At present, the final phase in the scheduling of Belviq, the DEA's review of comments posted by the public on the Federal Register, has lasted xx days, which is far longer than normal. I believe that the length of this phase is at least in part attributable to a subset of comments requesting a more stringent set of restrictions be applied to how Belviq is marketed. There is credible evidence that some of those comments, particularly the most substantive ones, were made by investors in, or employees of, a company that markets a rival obesity drug. I also note that these comments, with one exception, were anonymous. Such events highlight a serious flaw in the drug scheduling process that could affect future drugs if similar delaying tactics were to become routinely used by people or institutions with a financial stake in creating such a delay.
I would, therefore, like to propose that the DEA changes its scheduling processes as follows: 1) Comments on the Federal Register should only be allowed, or taken into account, if they are made under a verifiable name and affiliation (accessible to DEA officials); 2) Any comments must be accompanied by a legally valid conflict of interest declaration outlining any financial stake the commenter has, or could be perceived to have, in the outcome of the scheduling process.

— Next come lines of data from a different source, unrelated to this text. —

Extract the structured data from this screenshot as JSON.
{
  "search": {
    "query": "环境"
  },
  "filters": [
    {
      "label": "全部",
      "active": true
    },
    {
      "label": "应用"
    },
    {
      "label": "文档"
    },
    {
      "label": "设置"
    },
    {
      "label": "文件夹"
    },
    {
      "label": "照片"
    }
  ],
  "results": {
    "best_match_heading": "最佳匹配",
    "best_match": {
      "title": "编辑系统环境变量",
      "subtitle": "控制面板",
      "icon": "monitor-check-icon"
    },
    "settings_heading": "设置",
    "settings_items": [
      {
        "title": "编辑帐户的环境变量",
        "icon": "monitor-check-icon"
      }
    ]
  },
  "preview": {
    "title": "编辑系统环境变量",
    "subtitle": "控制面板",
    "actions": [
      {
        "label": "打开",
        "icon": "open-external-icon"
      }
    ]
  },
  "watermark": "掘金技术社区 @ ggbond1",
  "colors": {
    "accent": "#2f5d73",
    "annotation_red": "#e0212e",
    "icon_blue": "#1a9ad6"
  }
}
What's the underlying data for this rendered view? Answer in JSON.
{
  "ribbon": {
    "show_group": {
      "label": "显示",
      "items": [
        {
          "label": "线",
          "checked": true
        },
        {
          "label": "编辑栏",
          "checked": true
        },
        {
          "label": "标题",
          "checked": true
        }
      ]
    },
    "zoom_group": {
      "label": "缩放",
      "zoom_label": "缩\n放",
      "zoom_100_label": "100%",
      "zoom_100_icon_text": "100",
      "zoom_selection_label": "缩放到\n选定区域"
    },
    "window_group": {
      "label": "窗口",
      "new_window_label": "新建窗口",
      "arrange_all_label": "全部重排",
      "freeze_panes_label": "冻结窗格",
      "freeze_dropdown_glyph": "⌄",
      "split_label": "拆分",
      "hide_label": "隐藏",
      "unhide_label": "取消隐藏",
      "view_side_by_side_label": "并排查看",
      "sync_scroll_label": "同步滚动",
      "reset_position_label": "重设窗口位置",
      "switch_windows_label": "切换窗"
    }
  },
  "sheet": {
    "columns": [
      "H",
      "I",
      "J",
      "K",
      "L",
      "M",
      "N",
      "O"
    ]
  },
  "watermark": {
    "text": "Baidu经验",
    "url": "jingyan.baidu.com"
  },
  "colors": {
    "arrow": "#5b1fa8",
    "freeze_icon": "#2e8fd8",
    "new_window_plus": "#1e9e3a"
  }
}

Had these regulations had been in place now, I believe Belviq would already have been scheduled and on sale. Introducing them would prevent future abuses
1) Qsymia doesn't cause heart problems, in fact cardiac health improves with Qsymia, as reported in the American Journal of Cardiology
""This provides clear evidence that patients with hypertension or high cholesterol treated with Qsymia for one year experienced significant weight loss and clinically meaningful improvements in their underlying cardiovascular risk factors," said Suzanne Oparil, M.D., Director of the Vascular Biology and Hypertension Program, University of Alabama at Birmingham, and an investigator in the study. "The ability to improve underlying risk factors is another reason physicians should proactively discuss the medical treatment of obesity with their patients who have failed lifestyle modification alone."
2) Belviq may cause birth defects, nobody knows because the few dozen live births recorder by women while on Lorcaserin in trials was too small of a sample size to draw any conclusions one way or another. Of the few dozen live births in the Qsymia/qnexa there were no birth defects and the risk is presumed to be lower on Qsymia then the 3 to 4 times higher dose of topiramate epilepsy patients take.